Yet I am thrilled the book has been published because it has set the bar so low that other former elite gymnasts are guaranteed to come out with much more meaningful commentary--or memoirs--about the sport.

Jennifer Sey said...

hi lauren,

I'm always happy to 'set the low bar'. I love a pun.

Jen

Tracee said...

Jennifer,
I'm new to the Blog world so, I'll try this again as I am not sure if my first time around worked.

Yes, we were all pushed beyond that which would be considered "normal". Yes,the coaches, judges and Federation officials cared about us, but only to the extent to which our individual success would allow each of them to succeed in their own agenda. It was a crazy world to grow up in and I learned quite a few very "adult" lessons at a very young age. It was a world that I'm certain the general public will have a difficult time grasping. Not to say that they were all good, but personally, I wouldn't trade any of my experiences for anything. I always wondered how much other gymnasts understood all that encompassed the environment in which we all functioned. I was in the Elite world of gymnastics for a sufficient length of time as to gain a pretty good understanding of how it all "worked", or didn't "work". It seems that you now have a very good understanding of all of the inner workings of what is seen as a "lily white" environment, by the general public.
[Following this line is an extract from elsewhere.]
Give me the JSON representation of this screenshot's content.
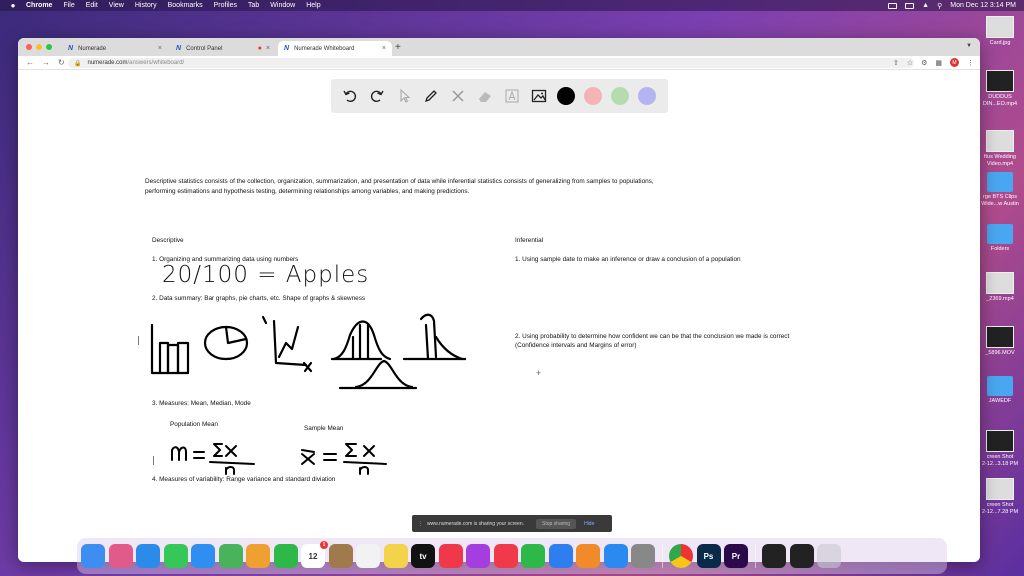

In reality, the picture was not always perfect or pretty, but it cetainly provided a wonderful learning ground for all that regular adult life throws at us. Thank you for having the courage to tell the truth about "our world". Even if most don't/won't admit it, we all know that what you have written is very true.
I thank you for your kind words in your book and I am happy to have been a small, positive part of your life as a gymnast.

I wish you the best of luck in your writing endeavors and your future, in general.

Tracee Talavera Kent

Jennifer Sey said...

Tracee,
Thank you so much for your comments. You are truly one of my all time favorite gymnasts. Such poise and dignity. A real hero to me. Your words mean alot. And I agree, I wouldn't trade my experiences for anything, though it wasn't all easy.
Thanks so much. Wishing you the best.
Jen

Pammie said...

Hi Jen,
You write beautifully! I am an award-winning (she says, humbly) young adult author currently working on my second novel callled Spotting For Nellie, about two young gymnasts, sisters, and the relationship between them after a terrible car accident leaves one of them brain injured. Anyway, I will list your book as a resource. I LOVED it. Would you be interested in reading a draft for accuracy of gymnastics? If not, I completely understand. Please check out my website: www.pamelalowell.com or contact me via email at palwrites@aol.com
Best of luck with your writing.
I think you are very, very courageous. Your words are powerful in their truth.
All the best,
Pamela Lowell, MSW, LICSW, BCD

gymnast83 said...

Hi Jen, I was on the Jr. National Team in the early 80s and experienced much of what you write about. I also experience significant abuse but most of mine was physical (there was plenty of emotional abuse as well). I'd actually like to discuss some things with you "offline". Can I email you?

Jennifer Sey said...

gymnast 83 - yes you can email me. jenchalkedup@yahoo.com

Kristin said...

Jen,
I just wanted to say that I've read your book twice now and I loved it. I had read Joan Ryan's book years ago and it's unreal some of the things that go on in gyms that the public never know about. I agree with what Caroline said about the gymnasts today looking healthier and seeming happier. I'll never forget how thin and miserable the girl's looked in Barcelona in '92. Anyway, I just wanted to say thank you for having the courage to write about that time in your life, Chalked Up is one of my favorite books! Take care!

ghislain said...

I Jennifer! I read your book and it is quite similar to what I have lived. I would like to write to you in private because I need help dealing with what I lived in the world of gymnastics during the seventies. I just don't know how to contact you in private. Thank you in advance, Lyne